In 1933, the mother of a 19-year-old pregnant single woman from a remote rural region of south Kerry approached a neighbouring respectable and well-to-do woman “for help and advice” regarding her daughter’s circumstances.
The pregnant woman came from a poor and large family – with seven children – who lived on a small farm of five cows.
Acting as a conduit for the girl's mother, the neighbour arranged with the Kerry board of health and public assistance – the local authority responsible for poor relief – to have the girl committed to the Bessborough home in Cork city, a mother and baby home which was run by the Order of the Sacred Heart, and was initially established in 1922 for "unmarried mothers" with one child as part of the reform of the poor law and workhouse system.
Within three months of the woman’s committal, her father wrote to the Kerry board of health who were paying for her maintenance stating: “I would like to let you know I want to bring home my daughter . . . and baby.”
However, the secretary of the Kerry County Council, Padraig O'Mahony, refused to sanction the father's request.
O'Mahony joined the IRB in 1905 and was involved in republican politics during the Easter Rising, subsequently emerging as one of the leading Sinn Féin organisers during 1917-21 in the south of Ireland. After the establishment of the Free State, he was appointed to the leading local authority position in Kerry.
O’Mahony wrote to the neighbour who originally arranged for the woman’s committal asking if her removal from Bessborough was “in accordance with the desires of the persons who were responsible for incurring expense in her reclamation”.
In reply, the neighbour wrote that she “very strongly opposed the girl’s return” home, believing that her parents lacked the “character to control her” and she would “very likely fall again under the evil influences which were instrumental in her downfall”.
The neighbour was also of the belief that her presence would be harmful to the younger sisters and the “little girls of the neighbourhood” would be given the “impression that, having been placed under care . . . they could come and go as they please”. She also believed that the “family should moreover remember that the board was paying for the girl’s maintenance”.
At a wider level, the religious authorities, and government officials, preferred women to stay for a sustained period: the 1927 Commission of the Relief of the Destitute and Sick Poor recommended that women in mother and baby homes remain up to a year and in many cases women stayed much longer. In turn, the father’s wishes were not acceded to.
The details of this case, buried in the local authority records of Kerry County Council, demonstrate the complex dynamics and social forces that led to so many women entering and remaining in mother and baby homes in independent Ireland such as the Tuam mother and baby home which is the focus of the current controversy.
Local decision-making on why women were committed and their length of stay was influenced by a range of factors, including fear of the woman’s potential relapse and the threat that she posed to the local community, and the potential reputational damage to the institution.

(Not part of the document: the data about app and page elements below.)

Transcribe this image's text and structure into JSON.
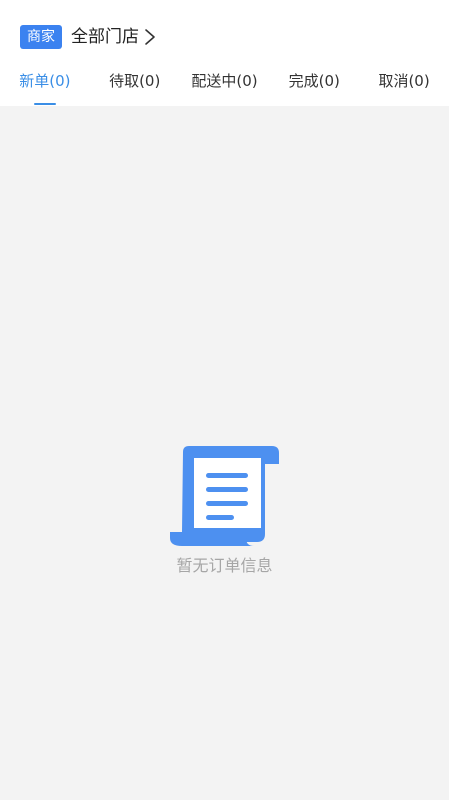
{
  "header": {
    "badge": "商家",
    "store": "全部门店"
  },
  "tabs": [
    {
      "label": "新单(0)"
    },
    {
      "label": "待取(0)"
    },
    {
      "label": "配送中(0)"
    },
    {
      "label": "完成(0)"
    },
    {
      "label": "取消(0)"
    }
  ],
  "active_tab_index": 0,
  "empty_state": {
    "message": "暂无订单信息",
    "icon": "receipt-scroll-icon"
  },
  "colors": {
    "accent": "#3a8ee6",
    "badge_bg": "#3b82f0",
    "icon": "#4d90f0",
    "content_bg": "#f3f3f3",
    "muted_text": "#a6a6a6"
  }
}
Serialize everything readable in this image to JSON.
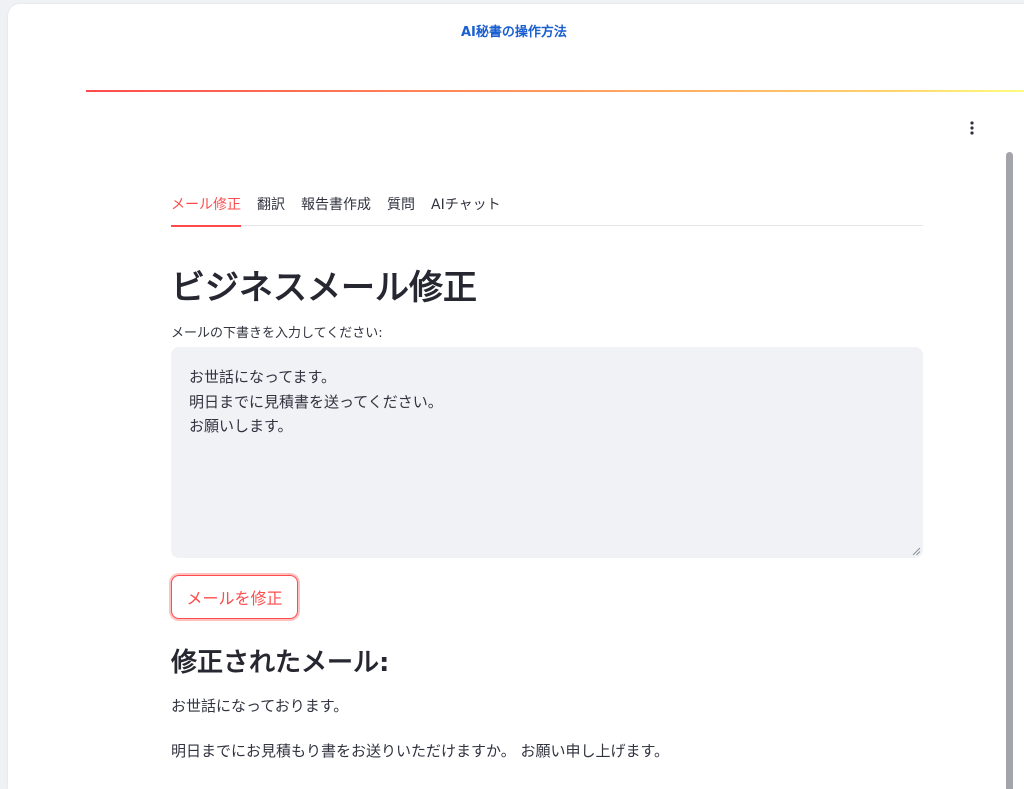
{
  "app": {
    "top_link": "AI秘書の操作方法"
  },
  "tabs": [
    {
      "label": "メール修正",
      "active": true
    },
    {
      "label": "翻訳",
      "active": false
    },
    {
      "label": "報告書作成",
      "active": false
    },
    {
      "label": "質問",
      "active": false
    },
    {
      "label": "AIチャット",
      "active": false
    }
  ],
  "main": {
    "title": "ビジネスメール修正",
    "input_label": "メールの下書きを入力してください:",
    "input_value": "お世話になってます。\n明日までに見積書を送ってください。\nお願いします。",
    "submit_label": "メールを修正",
    "result_title": "修正されたメール:",
    "result_lines": [
      "お世話になっております。",
      "明日までにお見積もり書をお送りいただけますか。 お願い申し上げます。"
    ]
  },
  "colors": {
    "accent": "#ff4b4b",
    "link": "#1a5fd0",
    "text": "#31333f",
    "input_bg": "#f0f2f6"
  },
  "icons": {
    "menu": "vertical-dots-icon",
    "resize": "resize-handle-icon"
  }
}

Social and class bias was even more apparent as demonstrated in the concerns over the perceived character of the parents.
Furthermore, the opinion of the “respectable” woman was sought over the financially poor parents by the local government official. The voice of the female subject to the committal to Bessborough, perhaps unsurprisingly, was not heard at all in the records of this case.

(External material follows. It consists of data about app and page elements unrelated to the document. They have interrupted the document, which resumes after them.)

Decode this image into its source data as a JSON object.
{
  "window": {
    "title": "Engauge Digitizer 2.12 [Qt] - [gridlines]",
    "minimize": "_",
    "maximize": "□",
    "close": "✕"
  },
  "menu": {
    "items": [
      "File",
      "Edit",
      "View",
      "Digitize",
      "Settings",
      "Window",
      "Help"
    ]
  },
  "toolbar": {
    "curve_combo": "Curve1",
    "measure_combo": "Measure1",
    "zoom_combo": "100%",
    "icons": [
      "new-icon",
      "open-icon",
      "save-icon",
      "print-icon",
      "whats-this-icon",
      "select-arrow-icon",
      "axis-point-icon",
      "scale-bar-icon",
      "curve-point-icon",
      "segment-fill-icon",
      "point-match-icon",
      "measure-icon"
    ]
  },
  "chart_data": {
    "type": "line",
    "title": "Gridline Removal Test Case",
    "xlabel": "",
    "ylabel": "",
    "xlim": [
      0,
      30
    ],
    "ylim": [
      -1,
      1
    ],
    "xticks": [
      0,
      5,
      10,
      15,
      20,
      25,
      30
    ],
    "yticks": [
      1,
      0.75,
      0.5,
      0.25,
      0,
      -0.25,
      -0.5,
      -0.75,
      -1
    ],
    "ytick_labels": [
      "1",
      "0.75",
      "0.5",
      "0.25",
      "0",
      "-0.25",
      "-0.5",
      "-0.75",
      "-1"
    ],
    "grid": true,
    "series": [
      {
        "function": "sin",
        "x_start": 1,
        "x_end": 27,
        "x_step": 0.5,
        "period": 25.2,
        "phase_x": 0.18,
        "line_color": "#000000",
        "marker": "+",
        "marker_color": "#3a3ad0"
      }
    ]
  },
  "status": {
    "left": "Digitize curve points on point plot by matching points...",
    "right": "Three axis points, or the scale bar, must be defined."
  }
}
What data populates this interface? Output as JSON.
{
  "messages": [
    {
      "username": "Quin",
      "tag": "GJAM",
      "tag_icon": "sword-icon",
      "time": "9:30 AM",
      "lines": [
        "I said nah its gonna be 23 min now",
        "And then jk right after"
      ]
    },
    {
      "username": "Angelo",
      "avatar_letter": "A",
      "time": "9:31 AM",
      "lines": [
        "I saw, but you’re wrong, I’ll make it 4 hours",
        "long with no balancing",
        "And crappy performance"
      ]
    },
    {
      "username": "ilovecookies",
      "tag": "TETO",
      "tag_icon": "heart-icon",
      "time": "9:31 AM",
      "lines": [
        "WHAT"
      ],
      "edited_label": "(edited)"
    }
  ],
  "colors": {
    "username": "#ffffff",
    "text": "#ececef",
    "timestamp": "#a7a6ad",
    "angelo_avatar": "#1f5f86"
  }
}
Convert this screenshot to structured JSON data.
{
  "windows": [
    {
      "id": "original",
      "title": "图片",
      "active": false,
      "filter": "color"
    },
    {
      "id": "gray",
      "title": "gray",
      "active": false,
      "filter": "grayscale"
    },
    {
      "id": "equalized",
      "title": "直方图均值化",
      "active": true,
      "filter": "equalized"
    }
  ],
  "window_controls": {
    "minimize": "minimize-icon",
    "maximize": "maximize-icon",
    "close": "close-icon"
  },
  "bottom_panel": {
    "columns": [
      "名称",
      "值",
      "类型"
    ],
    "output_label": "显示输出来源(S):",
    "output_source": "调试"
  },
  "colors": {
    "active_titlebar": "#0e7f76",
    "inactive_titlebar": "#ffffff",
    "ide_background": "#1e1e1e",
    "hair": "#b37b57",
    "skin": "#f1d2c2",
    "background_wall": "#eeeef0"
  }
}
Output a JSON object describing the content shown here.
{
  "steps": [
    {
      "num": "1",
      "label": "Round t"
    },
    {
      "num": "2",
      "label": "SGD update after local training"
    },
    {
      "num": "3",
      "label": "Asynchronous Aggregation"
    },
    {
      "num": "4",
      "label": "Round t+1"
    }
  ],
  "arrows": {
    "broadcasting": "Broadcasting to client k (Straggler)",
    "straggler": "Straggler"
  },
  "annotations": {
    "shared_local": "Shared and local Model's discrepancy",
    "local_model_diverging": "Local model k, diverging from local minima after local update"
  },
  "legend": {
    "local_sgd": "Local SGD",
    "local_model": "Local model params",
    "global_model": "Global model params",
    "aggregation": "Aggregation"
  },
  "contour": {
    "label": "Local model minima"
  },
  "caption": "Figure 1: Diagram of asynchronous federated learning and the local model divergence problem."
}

Along with the influence of religious authorities, deeply entrenched social, gender and moral prejudices prevailed among officials and many within society, particularly those considered respectable, which helped to create the wider societal and cultural environment in which institutions such as mother and baby homes existed.

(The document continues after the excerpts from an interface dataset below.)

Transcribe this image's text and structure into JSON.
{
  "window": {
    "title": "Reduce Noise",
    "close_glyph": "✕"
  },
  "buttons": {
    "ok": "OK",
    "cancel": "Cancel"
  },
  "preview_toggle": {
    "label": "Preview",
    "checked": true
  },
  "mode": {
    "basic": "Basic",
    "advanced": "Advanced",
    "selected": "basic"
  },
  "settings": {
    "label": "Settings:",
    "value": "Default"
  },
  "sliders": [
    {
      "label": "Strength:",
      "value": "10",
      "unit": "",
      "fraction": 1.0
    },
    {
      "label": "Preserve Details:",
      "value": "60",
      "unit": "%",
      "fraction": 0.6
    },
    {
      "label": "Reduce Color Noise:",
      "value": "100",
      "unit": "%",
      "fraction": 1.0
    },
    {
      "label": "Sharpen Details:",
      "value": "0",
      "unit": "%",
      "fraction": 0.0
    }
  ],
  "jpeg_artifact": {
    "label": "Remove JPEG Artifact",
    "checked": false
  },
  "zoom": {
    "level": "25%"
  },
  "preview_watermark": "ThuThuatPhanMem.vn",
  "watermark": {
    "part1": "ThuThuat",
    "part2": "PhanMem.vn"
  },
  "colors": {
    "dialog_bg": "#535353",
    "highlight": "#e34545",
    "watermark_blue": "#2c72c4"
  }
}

With the increasing likelihood of an inquiry into mother and baby homes in response to the Tuam controversy, this case demonstrates that local and central government archival evidence – largely in the hands of the State – has the potential to unravel the complex place these institutions held within local society and communities, particularly during the early decades of independence for when limited oral testimony survives.
Furthermore, the potential inquiry has to be as comprehensive as possible and include other institutions that “unmarried women” and their children were in: county homes – former workhouses which were multifunctional welfare/health care institutions – remain ignored in the current debates although 70 per cent of lone and single mothers and their children ended up in these institutions throughout the 20th century.
Finally, recent events have further demonstrated the importance of Irish social history, particularly in light of the on-going “Decade of Commemorations” which remain largely focused on political events.
Dr Seán Lucey is an historian based in Queen’s University Belfast. His next book The End of the Irish Poor Law? Welfare and Healthcare Reform in Revolutionary and Independent Ireland is forthcoming with Manchester University Press.